Gold Price Chart – Daily Chart, January 16, 2023
Charts via TradingView
Retail Traders are Undecided
Retail trader data 55.77% of traders are net-long with the ratio of traders long to short at 1.26 to 1.The number of traders net-long is 3.17% higher than yesterday and 9.38% lower from last week, while the number of traders net-short is 0.20% lower than yesterday and 13.16% higher from last week.
We typically take a contrarian view to crowd sentiment, and the fact traders are net-long suggests Gold prices may continue to fall. Positioning is more net-long than yesterday but less net-long from last week. The combination of current sentiment and recent changes gives us a further mixed Gold trading bias.

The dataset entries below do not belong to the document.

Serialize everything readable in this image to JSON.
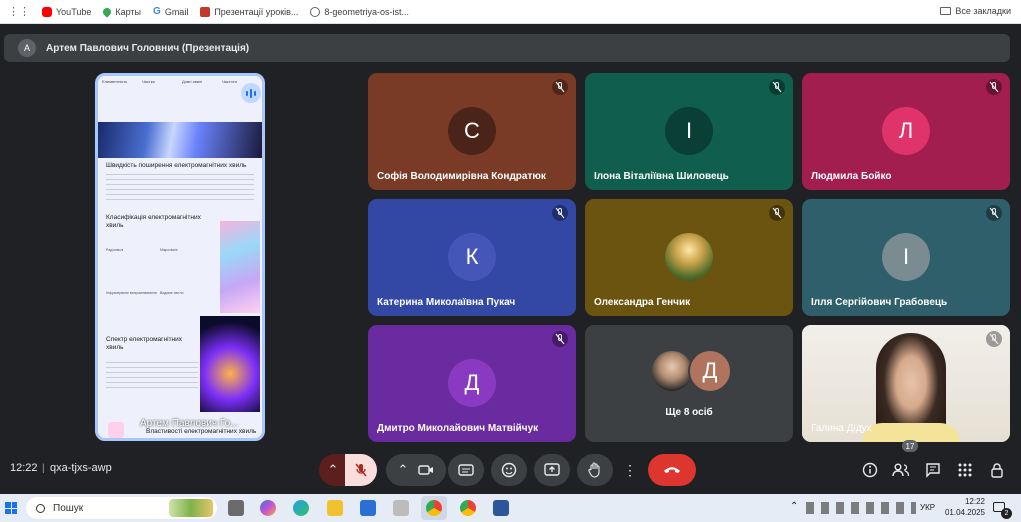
{
  "bookmarks": [
    {
      "label": "YouTube",
      "icon": "youtube-icon",
      "color": "#ff0000"
    },
    {
      "label": "Карты",
      "icon": "maps-pin-icon",
      "color": "#34a853"
    },
    {
      "label": "Gmail",
      "icon": "google-icon",
      "color": "#4285f4"
    },
    {
      "label": "Презентації уроків...",
      "icon": "bookmark-site-icon",
      "color": "#c0392b"
    },
    {
      "label": "8-geometriya-os-ist...",
      "icon": "globe-icon",
      "color": "#5f6368"
    }
  ],
  "bookmarks_all": "Все закладки",
  "presenter_bar": {
    "initial": "А",
    "title": "Артем Павлович Головнич (Презентація)"
  },
  "presentation": {
    "top_cols": [
      "Елементність",
      "Частка",
      "Довгі хвилі",
      "Частоти"
    ],
    "heading1": "Швидкість поширення електромагнітних хвиль",
    "heading2": "Класифікація електромагнітних хвиль",
    "heading3": "Спектр електромагнітних хвиль",
    "features": [
      "Радіохвилі",
      "Мікрохвилі",
      "Інфрачервоне випромінювання",
      "Видиме світло"
    ],
    "presenter_overlay": "Артем Павлович Го...",
    "caption": "Властивості електромагнітних хвиль"
  },
  "participants": [
    {
      "name": "Софія Володимирівна Кондратюк",
      "initial": "С",
      "bg": "#7a3b26",
      "avatar_bg": "#4a2418"
    },
    {
      "name": "Ілона Віталіївна Шиловець",
      "initial": "І",
      "bg": "#0f5e4e",
      "avatar_bg": "#0a3f35"
    },
    {
      "name": "Людмила Бойко",
      "initial": "Л",
      "bg": "#a21e4e",
      "avatar_bg": "#e0326b"
    },
    {
      "name": "Катерина Миколаївна Пукач",
      "initial": "К",
      "bg": "#3347a5",
      "avatar_bg": "#4556b8"
    },
    {
      "name": "Олександра Генчик",
      "initial": "",
      "bg": "#6a5410",
      "avatar_bg": "#8a7a3a"
    },
    {
      "name": "Ілля Сергійович Грабовець",
      "initial": "І",
      "bg": "#2f5f6a",
      "avatar_bg": "#7a8c92"
    },
    {
      "name": "Дмитро Миколайович Матвійчук",
      "initial": "Д",
      "bg": "#6a2aa0",
      "avatar_bg": "#8a3ac0"
    },
    {
      "name": "Ще 8 осіб",
      "initial": "Д",
      "bg": "#3c4043",
      "avatar_bg": "#b0735e"
    },
    {
      "name": "Галина Дідух",
      "initial": "",
      "bg": "#e8e4dc",
      "avatar_bg": "#c9a78e"
    }
  ],
  "controls": {
    "time": "12:22",
    "meeting_code": "qxa-tjxs-awp",
    "participant_count": "17"
  },
  "taskbar": {
    "search_placeholder": "Пошук",
    "lang": "УКР",
    "clock_time": "12:22",
    "clock_date": "01.04.2025",
    "notifications": "2"
  }
}
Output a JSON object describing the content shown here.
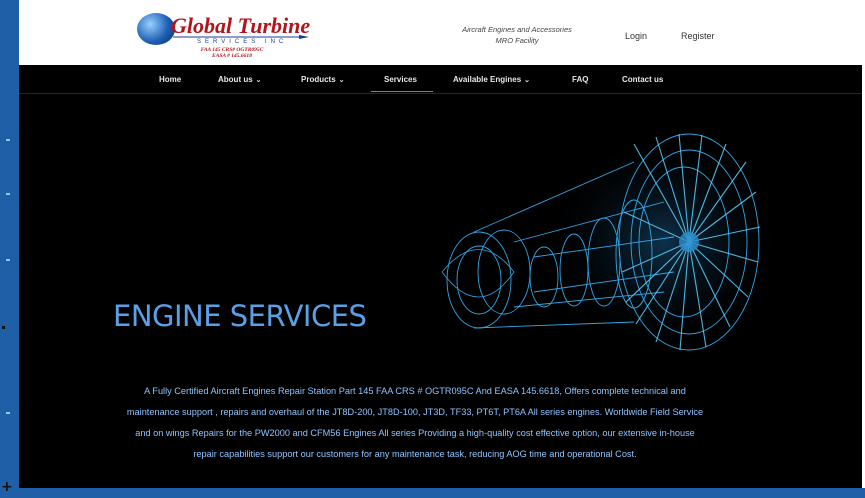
{
  "logo": {
    "brand": "Global Turbine",
    "subtitle": "SERVICES INC",
    "cert_line1": "FAA 145 CRS# OGTR095C",
    "cert_line2": "EASA # 145.6618"
  },
  "header": {
    "tagline_line1": "Aircraft Engines and Accessories",
    "tagline_line2": "MRO Facility",
    "login_label": "Login",
    "register_label": "Register"
  },
  "nav": {
    "items": [
      {
        "label": "Home",
        "has_dropdown": false
      },
      {
        "label": "About us",
        "has_dropdown": true
      },
      {
        "label": "Products",
        "has_dropdown": true
      },
      {
        "label": "Services",
        "has_dropdown": false,
        "active": true
      },
      {
        "label": "Available Engines",
        "has_dropdown": true
      },
      {
        "label": "FAQ",
        "has_dropdown": false
      },
      {
        "label": "Contact us",
        "has_dropdown": false
      }
    ],
    "dropdown_glyph": "⌄"
  },
  "hero": {
    "title": "ENGINE SERVICES",
    "description_lines": [
      "A Fully Certified Aircraft Engines Repair Station Part 145 FAA CRS # OGTR095C And EASA 145.6618, Offers complete technical and",
      "maintenance support , repairs and overhaul of the JT8D-200, JT8D-100, JT3D, TF33, PT6T, PT6A All series engines. Worldwide Field Service",
      "and on wings Repairs for the PW2000 and CFM56 Engines All series Providing a high-quality cost effective option, our extensive in-house",
      "repair capabilities support our customers for any maintenance task, reducing AOG time and operational Cost."
    ]
  },
  "colors": {
    "brand_red": "#b2141b",
    "brand_blue": "#1c3c8c",
    "hero_title": "#5aa0e6",
    "hero_text": "#8ec5ff",
    "nav_active_underline": "#4a8fd0",
    "window_frame": "#1f5fa8"
  },
  "icons": {
    "dropdown": "chevron-down-icon",
    "logo_globe": "globe-icon",
    "hero_image": "turbine-engine-illustration"
  }
}
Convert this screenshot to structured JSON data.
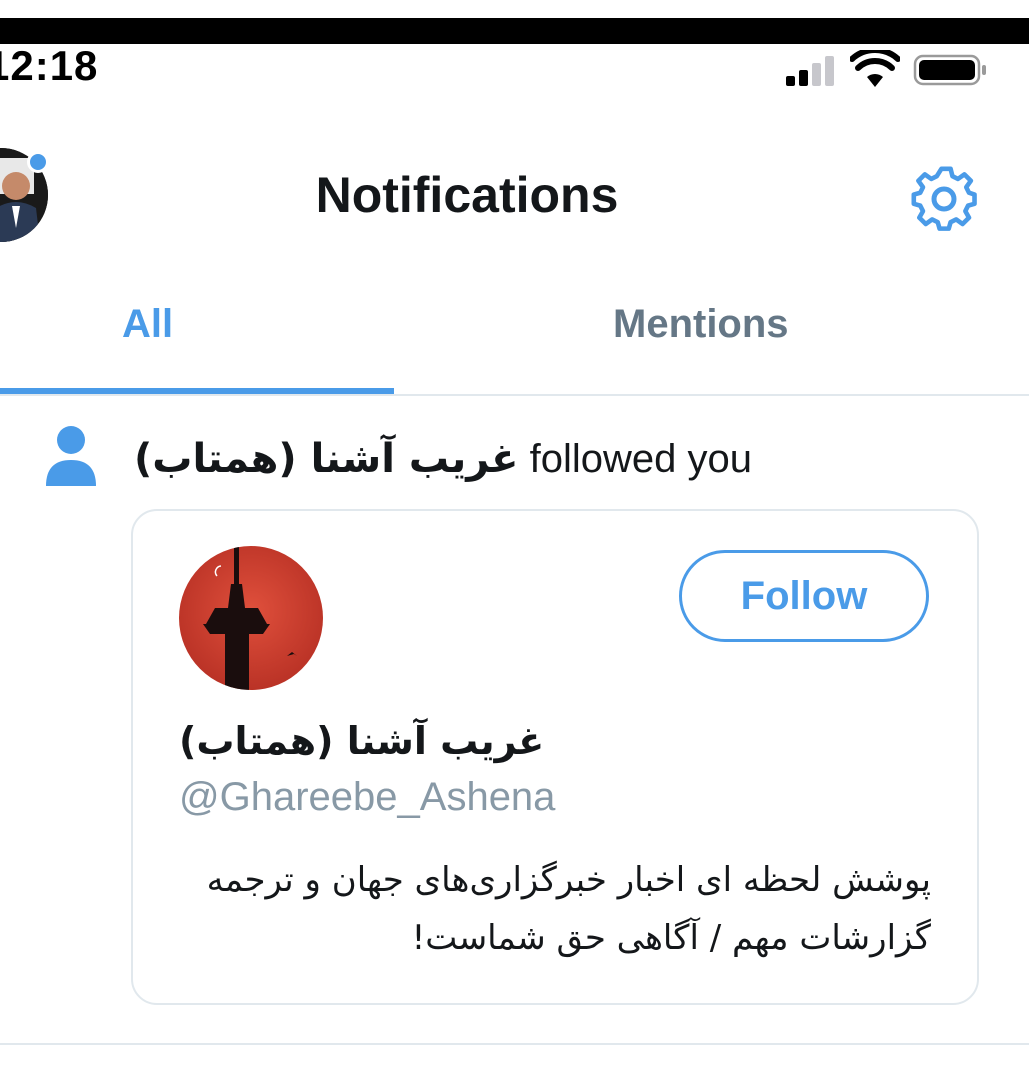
{
  "status_bar": {
    "time": "12:18",
    "signal_icon": "cellular-signal-icon",
    "wifi_icon": "wifi-icon",
    "battery_icon": "battery-icon"
  },
  "header": {
    "title": "Notifications",
    "settings_icon": "gear-icon"
  },
  "tabs": [
    {
      "label": "All",
      "active": true
    },
    {
      "label": "Mentions",
      "active": false
    }
  ],
  "notification": {
    "icon": "person-icon",
    "user_name": "غریب آشنا (همتاب)",
    "action_text": " followed you",
    "card": {
      "name": "غریب آشنا (همتاب)",
      "handle": "@Ghareebe_Ashena",
      "bio": "پوشش لحظه ای اخبار خبرگزاری‌های جهان و ترجمه گزارشات مهم / آگاهی حق شماست!",
      "follow_label": "Follow"
    }
  },
  "colors": {
    "accent": "#4a9be8",
    "text": "#14171a",
    "muted": "#657786",
    "handle": "#8899a6",
    "divider": "#e1e8ed"
  }
}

What is your view on Gold – bullish or bearish?? You can let us know via the form at the end of this piece or you can contact the author via Twitter @nickcawley1.